» To do
Retype the full set of records. Keep every character identical.
[Start of Attachment]
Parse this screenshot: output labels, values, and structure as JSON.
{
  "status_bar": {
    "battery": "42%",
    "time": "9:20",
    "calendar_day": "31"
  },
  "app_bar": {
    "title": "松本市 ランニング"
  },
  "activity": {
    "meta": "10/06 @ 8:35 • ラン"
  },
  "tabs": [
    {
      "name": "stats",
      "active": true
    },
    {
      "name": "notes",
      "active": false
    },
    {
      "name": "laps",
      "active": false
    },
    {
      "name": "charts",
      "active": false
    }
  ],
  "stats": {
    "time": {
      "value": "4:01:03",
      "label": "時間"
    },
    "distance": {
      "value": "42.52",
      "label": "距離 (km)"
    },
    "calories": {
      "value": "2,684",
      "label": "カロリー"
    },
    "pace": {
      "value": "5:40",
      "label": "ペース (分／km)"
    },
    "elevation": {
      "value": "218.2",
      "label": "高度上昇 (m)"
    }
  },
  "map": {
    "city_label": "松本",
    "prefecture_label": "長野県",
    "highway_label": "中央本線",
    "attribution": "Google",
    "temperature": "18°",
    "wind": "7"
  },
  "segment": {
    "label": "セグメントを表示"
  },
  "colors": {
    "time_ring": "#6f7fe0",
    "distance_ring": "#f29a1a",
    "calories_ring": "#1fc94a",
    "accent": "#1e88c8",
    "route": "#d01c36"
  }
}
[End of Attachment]
» Solution to this problem
Parse this screenshot: output labels, values, and structure as JSON.
{
  "status_bar": {
    "battery": "42%",
    "time": "9:20",
    "calendar_day": "31"
  },
  "app_bar": {
    "title": "松本市 ランニング"
  },
  "activity": {
    "meta": "10/06 @ 8:35 • ラン"
  },
  "tabs": [
    {
      "name": "stats",
      "active": true
    },
    {
      "name": "notes",
      "active": false
    },
    {
      "name": "laps",
      "active": false
    },
    {
      "name": "charts",
      "active": false
    }
  ],
  "stats": {
    "time": {
      "value": "4:01:03",
      "label": "時間"
    },
    "distance": {
      "value": "42.52",
      "label": "距離 (km)"
    },
    "calories": {
      "value": "2,684",
      "label": "カロリー"
    },
    "pace": {
      "value": "5:40",
      "label": "ペース (分／km)"
    },
    "elevation": {
      "value": "218.2",
      "label": "高度上昇 (m)"
    }
  },
  "map": {
    "city_label": "松本",
    "prefecture_label": "長野県",
    "highway_label": "中央本線",
    "attribution": "Google",
    "temperature": "18°",
    "wind": "7"
  },
  "segment": {
    "label": "セグメントを表示"
  },
  "colors": {
    "time_ring": "#6f7fe0",
    "distance_ring": "#f29a1a",
    "calories_ring": "#1fc94a",
    "accent": "#1e88c8",
    "route": "#d01c36"
  }
}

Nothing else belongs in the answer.